  18. ^ "Flames recall T.J. Brodie from Abbotsford". Calgary Flames Hockey Club. November 9, 2011. Archived from the original on November 12, 2011. Retrieved December 10, 2011.
  19. ^ "Flames score season-high 5 goals, snap Blackhawks' streak". ESPN. November 18, 2011. Retrieved November 18, 2011.
  20. ^ MacFarlane, Steve (November 29, 2011). "Brodie on board". Calgary Herald. Retrieved December 10, 2011.
  21. ^ "TJ Brodie player card". National Hockey League. Retrieved August 1, 2013.
  22. ^ "Flames sign T.J. Brodie to 2-year deal". Canadian Broadcasting Corporation. July 31, 2013. Retrieved August 1, 2013.
  23. ^ Hall, Vicki (April 29, 2013). "TJ Brodie to play for Canada at 2013 IIHF". Calgary Herald. p. D4.
  24. ^ "TJ Brodie returns home from World Championships". Chatham-Kent Daily Post.
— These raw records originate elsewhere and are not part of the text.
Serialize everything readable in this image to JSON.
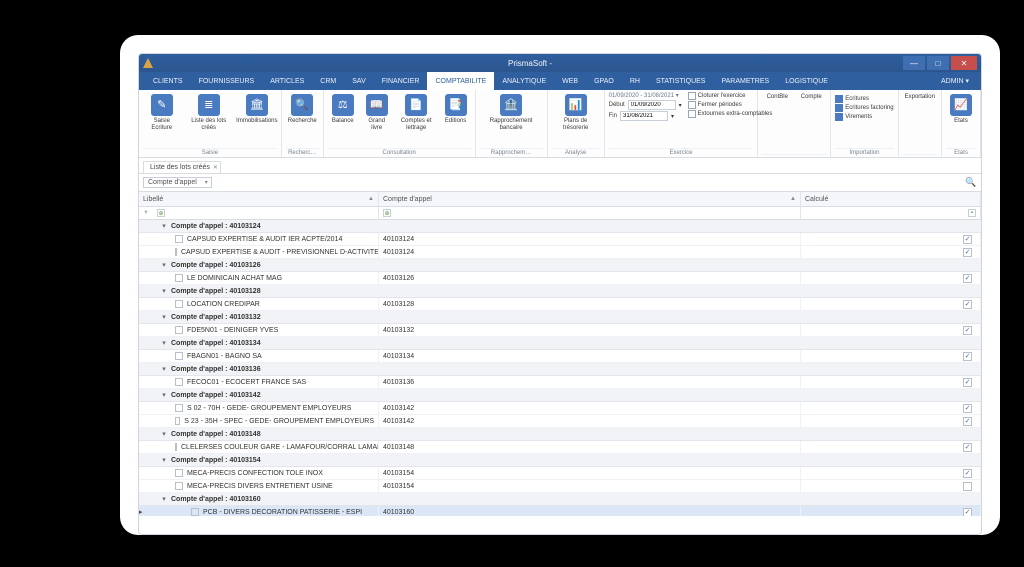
{
  "app": {
    "title": "PrismaSoft -",
    "admin": "ADMIN ▾"
  },
  "window_buttons": {
    "min": "—",
    "max": "□",
    "close": "✕"
  },
  "tabs": {
    "items": [
      "CLIENTS",
      "FOURNISSEURS",
      "ARTICLES",
      "CRM",
      "SAV",
      "FINANCIER",
      "COMPTABILITE",
      "ANALYTIQUE",
      "WEB",
      "GPAO",
      "RH",
      "STATISTIQUES",
      "PARAMETRES",
      "LOGISTIQUE"
    ],
    "active_index": 6
  },
  "ribbon": {
    "g_saisie": {
      "cap": "Saisie",
      "b1": "Saisie Ecriture",
      "b2": "Liste des lots créés",
      "b3": "Immobilisations"
    },
    "g_rech": {
      "cap": "Recherc…",
      "b1": "Recherche"
    },
    "g_consult": {
      "cap": "Consultation",
      "b1": "Balance",
      "b2": "Grand livre",
      "b3": "Comptes et lettrage",
      "b4": "Editions"
    },
    "g_rappr": {
      "cap": "Rapprochem…",
      "b1": "Rapprochement bancaire"
    },
    "g_analyse": {
      "cap": "Analyse",
      "b1": "Plans de trésorerie"
    },
    "g_exo": {
      "cap": "Exercice",
      "range": "01/09/2020 - 31/08/2021 ▾",
      "debut_lbl": "Début",
      "debut_val": "01/09/2020",
      "fin_lbl": "Fin",
      "fin_val": "31/08/2021",
      "c1": "Cloturer l'exercice",
      "c2": "Fermer périodes",
      "c3": "Extournes extra-comptables"
    },
    "g_contg": {
      "b1": "ContBle",
      "b2": "Compte"
    },
    "g_import": {
      "cap": "Importation",
      "l1": "Ecritures",
      "l2": "Ecritures factoring",
      "l3": "Virements"
    },
    "g_export": {
      "b1": "Exportation"
    },
    "g_etats": {
      "cap": "Etats",
      "b1": "Etats"
    }
  },
  "doctab": {
    "label": "Liste des lots créés"
  },
  "query_dropdown": "Compte d'appel",
  "columns": {
    "lib": "Libellé",
    "cpt": "Compte d'appel",
    "cal": "Calculé"
  },
  "groups": [
    {
      "title": "Compte d'appel : 40103124",
      "rows": [
        {
          "lib": "CAPSUD EXPERTISE & AUDIT  IER ACPTE/2014",
          "cpt": "40103124",
          "cal": true
        },
        {
          "lib": "CAPSUD EXPERTISE & AUDIT - PREVISIONNEL D-ACTIVITE",
          "cpt": "40103124",
          "cal": true
        }
      ]
    },
    {
      "title": "Compte d'appel : 40103126",
      "rows": [
        {
          "lib": "LE DOMINICAIN ACHAT MAG",
          "cpt": "40103126",
          "cal": true
        }
      ]
    },
    {
      "title": "Compte d'appel : 40103128",
      "rows": [
        {
          "lib": "LOCATION CREDIPAR",
          "cpt": "40103128",
          "cal": true
        }
      ]
    },
    {
      "title": "Compte d'appel : 40103132",
      "rows": [
        {
          "lib": "FDE5N01    - DEINIGER YVES",
          "cpt": "40103132",
          "cal": true
        }
      ]
    },
    {
      "title": "Compte d'appel : 40103134",
      "rows": [
        {
          "lib": "FBAGN01     - BAGNO SA",
          "cpt": "40103134",
          "cal": true
        }
      ]
    },
    {
      "title": "Compte d'appel : 40103136",
      "rows": [
        {
          "lib": "FECOC01    - ECOCERT FRANCE SAS",
          "cpt": "40103136",
          "cal": true
        }
      ]
    },
    {
      "title": "Compte d'appel : 40103142",
      "rows": [
        {
          "lib": "S 02 - 70H - GEDE- GROUPEMENT EMPLOYEURS",
          "cpt": "40103142",
          "cal": true
        },
        {
          "lib": "S 23 - 35H - SPEC - GEDE- GROUPEMENT EMPLOYEURS",
          "cpt": "40103142",
          "cal": true
        }
      ]
    },
    {
      "title": "Compte d'appel : 40103148",
      "rows": [
        {
          "lib": "CLELERSES COULEUR GARE - LAMAFOUR/CORRAL  LAMAFOUR/CORRAL …",
          "cpt": "40103148",
          "cal": true
        }
      ]
    },
    {
      "title": "Compte d'appel : 40103154",
      "rows": [
        {
          "lib": "MECA-PRECIS  CONFECTION TOLE INOX",
          "cpt": "40103154",
          "cal": true
        },
        {
          "lib": "MECA-PRECIS DIVERS ENTRETIENT USINE",
          "cpt": "40103154",
          "cal": false
        }
      ]
    },
    {
      "title": "Compte d'appel : 40103160",
      "rows": [
        {
          "lib": "PCB - DIVERS DECORATION PATISSERIE - ESPI",
          "cpt": "40103160",
          "cal": true,
          "selected": true
        }
      ]
    }
  ]
}
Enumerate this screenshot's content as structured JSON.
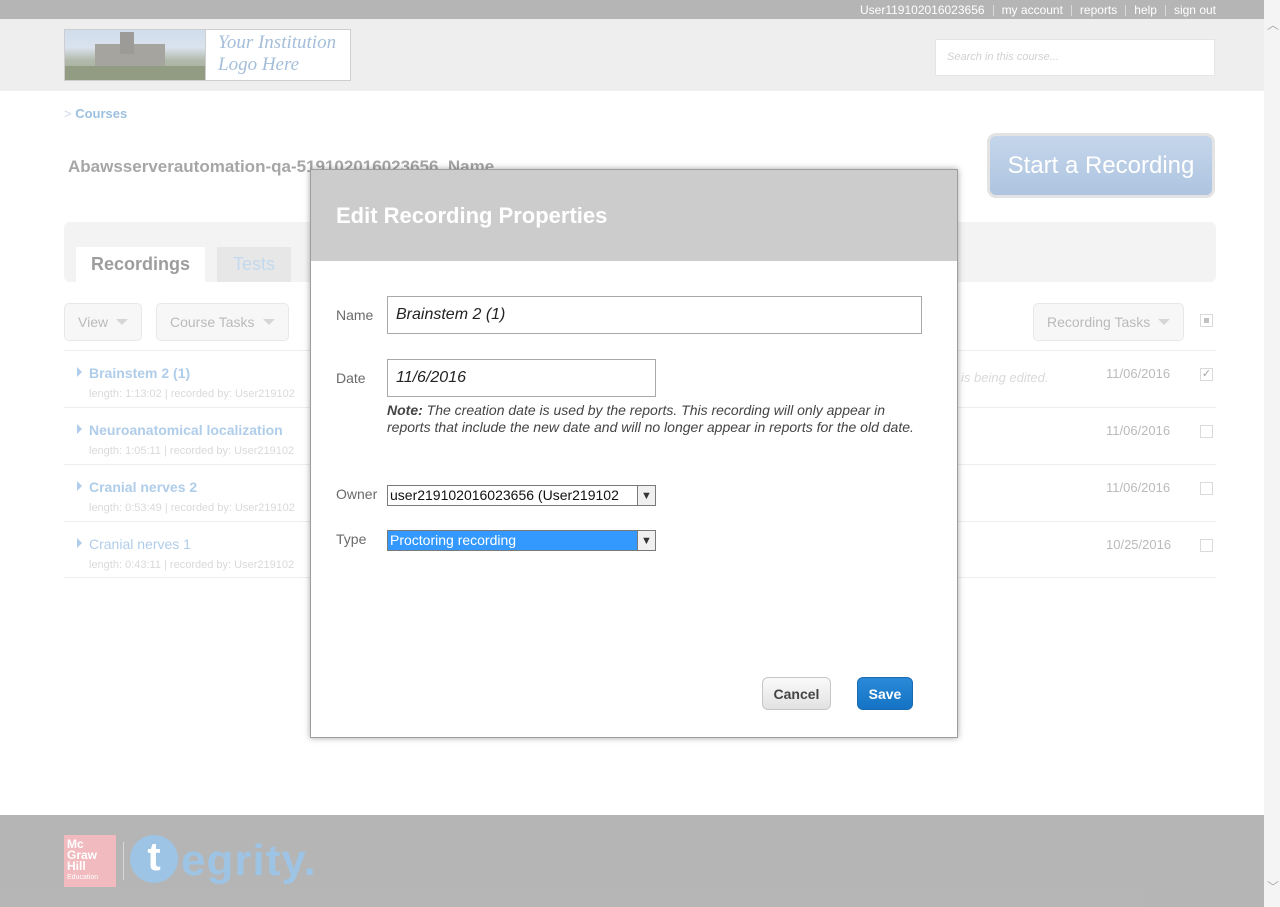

May 29, 2013. Archived from the original on August 31, 2013. Retrieved August 1, 2013.
  25. ^ Odland, Kristen (August 1, 2013). "Flames want Brodie to prove himself". Calgary Herald. p. F3.
  26. ^ Gilbertson, Wes (October 3, 2013). "Brodie skates into spotlight". Calgary Sun. p. S3.
  27. ^ https://www.nhl.com/flames/news/flames-sign-tj-brodie-to-multi-year-contract/c-735366
  28. ^ "Flames' T.J. Brodie to miss 3-6 weeks with broken bone in hand". CBC Sports. September 23, 2015.
  29. ^ "Flames' Brodie returns from hand injury". Chathamdailynews.ca. October 29, 2015.
  30. ^ "Brodie's 4 assists lead Flames' OT comeback over Devils". CBS Sports. February 3, 2017.
  31. ^ "BRODIE 'UNBELIEVABLE'". NHL.com. October 8, 2017.

External linksEdit